14. LOKRUM ISLAND
An island of 2 km² located 15 minutes by boat from Dubrovnik, and uninhabited because it’s supposedly cursed for anyone who wants to live there…. You only come here to bathe during the day and admire the magnificent views of the city and the sea. There are some old buildings such as a Napoleonic fort, a monastery and the Habsburg residence. The island is only accessible from April to November.
MORE THINGS TO SEE AND DO IN AND NEAR DUBROVNIK
If you have more time in Dubrovnik, here are some places to visit in the area:
- Banje Beach.
- The Elaphite Islands: an archipelago of 13 islands north of Dubrovnik.
- The island of Mljet and the island of Korcula: considered as a mini-Dubrovnik, with a very well preserved old town although smaller. It is also the birthplace of Marco-Polo.
- The former Roman theatre of Cavtat.
- The Trsteno Arboretum: a park created in 1494 and open to the public.
- In Montenegro: Dubrovnik is only about 30 kilometres from Montenegro, so it would be a pity not to take the opportunity to visit the beautiful Kotor Bay.

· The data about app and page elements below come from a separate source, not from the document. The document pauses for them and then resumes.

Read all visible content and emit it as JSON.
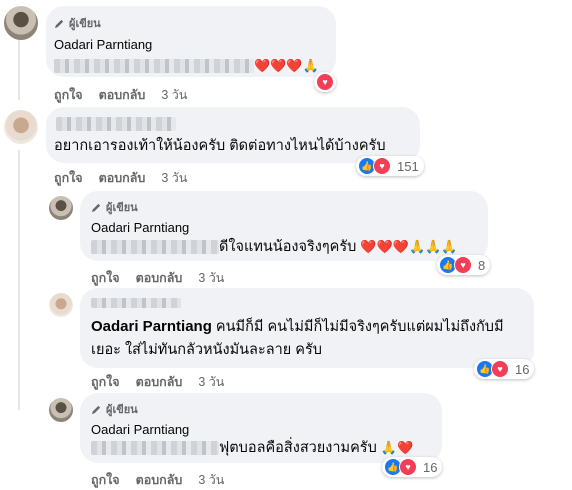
{
  "author_badge_label": "ผู้เขียน",
  "actions": {
    "like": "ถูกใจ",
    "reply": "ตอบกลับ"
  },
  "comments": [
    {
      "author_badge": true,
      "name": "Oadari Parntiang",
      "text": "",
      "emoji": "❤️❤️❤️🙏",
      "time": "3 วัน",
      "reactions": [
        "love"
      ],
      "reaction_count": ""
    },
    {
      "author_badge": false,
      "name": "",
      "text": "อยากเอารองเท้าให้น้องครับ ติดต่อทางไหนได้บ้างครับ",
      "emoji": "",
      "time": "3 วัน",
      "reactions": [
        "like",
        "love"
      ],
      "reaction_count": "151"
    },
    {
      "author_badge": true,
      "name": "Oadari Parntiang",
      "text": "ดีใจแทนน้องจริงๆครับ",
      "emoji": "❤️❤️❤️🙏🙏🙏",
      "time": "3 วัน",
      "reactions": [
        "like",
        "love"
      ],
      "reaction_count": "8"
    },
    {
      "author_badge": false,
      "name": "Oadari Parntiang",
      "text_line1": "คนมีก็มี คนไม่มีก็ไม่มีจริงๆครับแต่ผมไม่ถึงกับมี",
      "text_line2": "เยอะ ใส่ไม่ทันกลัวหนังมันละลาย ครับ",
      "time": "3 วัน",
      "reactions": [
        "like",
        "love"
      ],
      "reaction_count": "16"
    },
    {
      "author_badge": true,
      "name": "Oadari Parntiang",
      "text": "ฟุตบอลคือสิ่งสวยงามครับ",
      "emoji": "🙏❤️",
      "time": "3 วัน",
      "reactions": [
        "like",
        "love"
      ],
      "reaction_count": "16"
    }
  ]
}
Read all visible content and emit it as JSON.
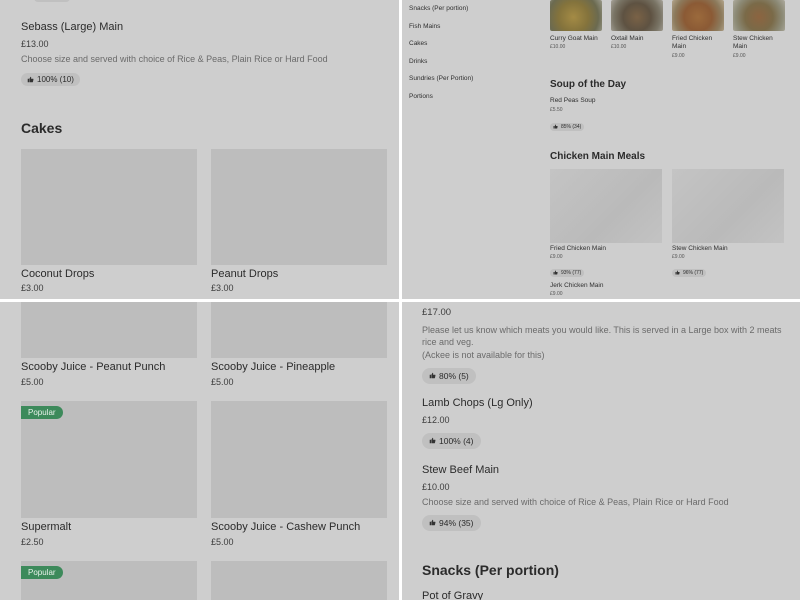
{
  "top_left": {
    "item": {
      "name": "Sebass (Large) Main",
      "price": "£13.00",
      "desc": "Choose size and served with choice of Rice & Peas, Plain Rice or Hard Food",
      "rating": "100% (10)"
    },
    "section_title": "Cakes",
    "cards": [
      {
        "name": "Coconut Drops",
        "price": "£3.00"
      },
      {
        "name": "Peanut Drops",
        "price": "£3.00"
      }
    ]
  },
  "top_right": {
    "nav": [
      "Snacks (Per portion)",
      "Fish Mains",
      "Cakes",
      "Drinks",
      "Sundries (Per Portion)",
      "Portions"
    ],
    "top_cards": [
      {
        "name": "Curry Goat Main",
        "price": "£10.00"
      },
      {
        "name": "Oxtail Main",
        "price": "£10.00"
      },
      {
        "name": "Fried Chicken Main",
        "price": "£9.00"
      },
      {
        "name": "Stew Chicken Main",
        "price": "£9.00"
      }
    ],
    "soup": {
      "title": "Soup of the Day",
      "name": "Red Peas Soup",
      "price": "£5.50",
      "rating": "85% (34)"
    },
    "chicken": {
      "title": "Chicken Main Meals",
      "cards": [
        {
          "name": "Fried Chicken Main",
          "price": "£9.00",
          "rating": "93% (77)"
        },
        {
          "name": "Stew Chicken Main",
          "price": "£9.00",
          "rating": "96% (77)"
        }
      ],
      "next": {
        "name": "Jerk Chicken Main",
        "price": "£9.00"
      }
    }
  },
  "bottom_left": {
    "cards": [
      {
        "name": "Scooby Juice - Peanut Punch",
        "price": "£5.00"
      },
      {
        "name": "Scooby Juice - Pineapple",
        "price": "£5.00"
      },
      {
        "name": "Supermalt",
        "price": "£2.50",
        "badge": "Popular"
      },
      {
        "name": "Scooby Juice - Cashew Punch",
        "price": "£5.00"
      }
    ],
    "next_badge": "Popular"
  },
  "bottom_right": {
    "item1": {
      "price": "£17.00",
      "desc1": "Please let us know which meats you would like. This is served in a Large box with 2 meats rice and veg.",
      "desc2": "(Ackee is not available for this)",
      "rating": "80% (5)"
    },
    "item2": {
      "name": "Lamb Chops (Lg Only)",
      "price": "£12.00",
      "rating": "100% (4)"
    },
    "item3": {
      "name": "Stew Beef Main",
      "price": "£10.00",
      "desc": "Choose size and served with choice of Rice & Peas, Plain Rice or Hard Food",
      "rating": "94% (35)"
    },
    "section_title": "Snacks (Per portion)",
    "next_item": "Pot of Gravy"
  },
  "colors": {
    "background": "#cecece",
    "divider": "#ffffff",
    "badge": "#3d8a5b",
    "pill": "#c0c0c0"
  },
  "icons": [
    "thumbs-up-icon"
  ]
}
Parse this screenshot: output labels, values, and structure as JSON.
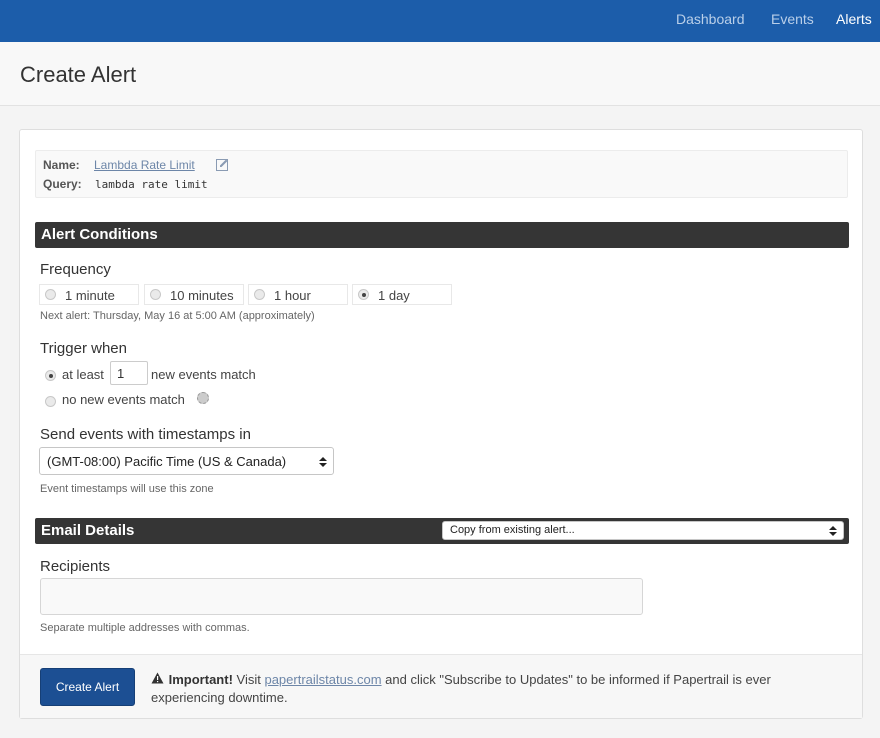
{
  "nav": {
    "items": [
      {
        "label": "Dashboard",
        "active": false
      },
      {
        "label": "Events",
        "active": false
      },
      {
        "label": "Alerts",
        "active": true
      }
    ]
  },
  "page": {
    "title": "Create Alert"
  },
  "search": {
    "name_label": "Name:",
    "name_value": "Lambda Rate Limit",
    "query_label": "Query:",
    "query_value": "lambda rate limit"
  },
  "conditions": {
    "section_title": "Alert Conditions",
    "frequency_label": "Frequency",
    "frequency_options": [
      {
        "label": "1 minute",
        "selected": false
      },
      {
        "label": "10 minutes",
        "selected": false
      },
      {
        "label": "1 hour",
        "selected": false
      },
      {
        "label": "1 day",
        "selected": true
      }
    ],
    "next_alert": "Next alert: Thursday, May 16 at 5:00 AM (approximately)",
    "trigger_label": "Trigger when",
    "trigger_at_least": "at least",
    "trigger_count": "1",
    "trigger_new_events": "new events match",
    "trigger_no_new": "no new events match",
    "timezone_label": "Send events with timestamps in",
    "timezone_value": "(GMT-08:00) Pacific Time (US & Canada)",
    "timezone_hint": "Event timestamps will use this zone"
  },
  "email": {
    "section_title": "Email Details",
    "copy_select": "Copy from existing alert...",
    "recipients_label": "Recipients",
    "recipients_value": "",
    "recipients_hint": "Separate multiple addresses with commas."
  },
  "footer": {
    "create_button": "Create Alert",
    "important": "Important!",
    "visit": " Visit ",
    "status_link": "papertrailstatus.com",
    "notice_rest": " and click \"Subscribe to Updates\" to be informed if Papertrail is ever experiencing downtime."
  },
  "colors": {
    "nav_bg": "#1c5daa",
    "section_bar": "#353535",
    "button": "#1c4f93",
    "link": "#6d86a8"
  }
}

- In Bosnia and Herzegovina: the old Mostar bridge. Located 130 km from Dubrovnik. On the way, don’t miss the Kravice Falls.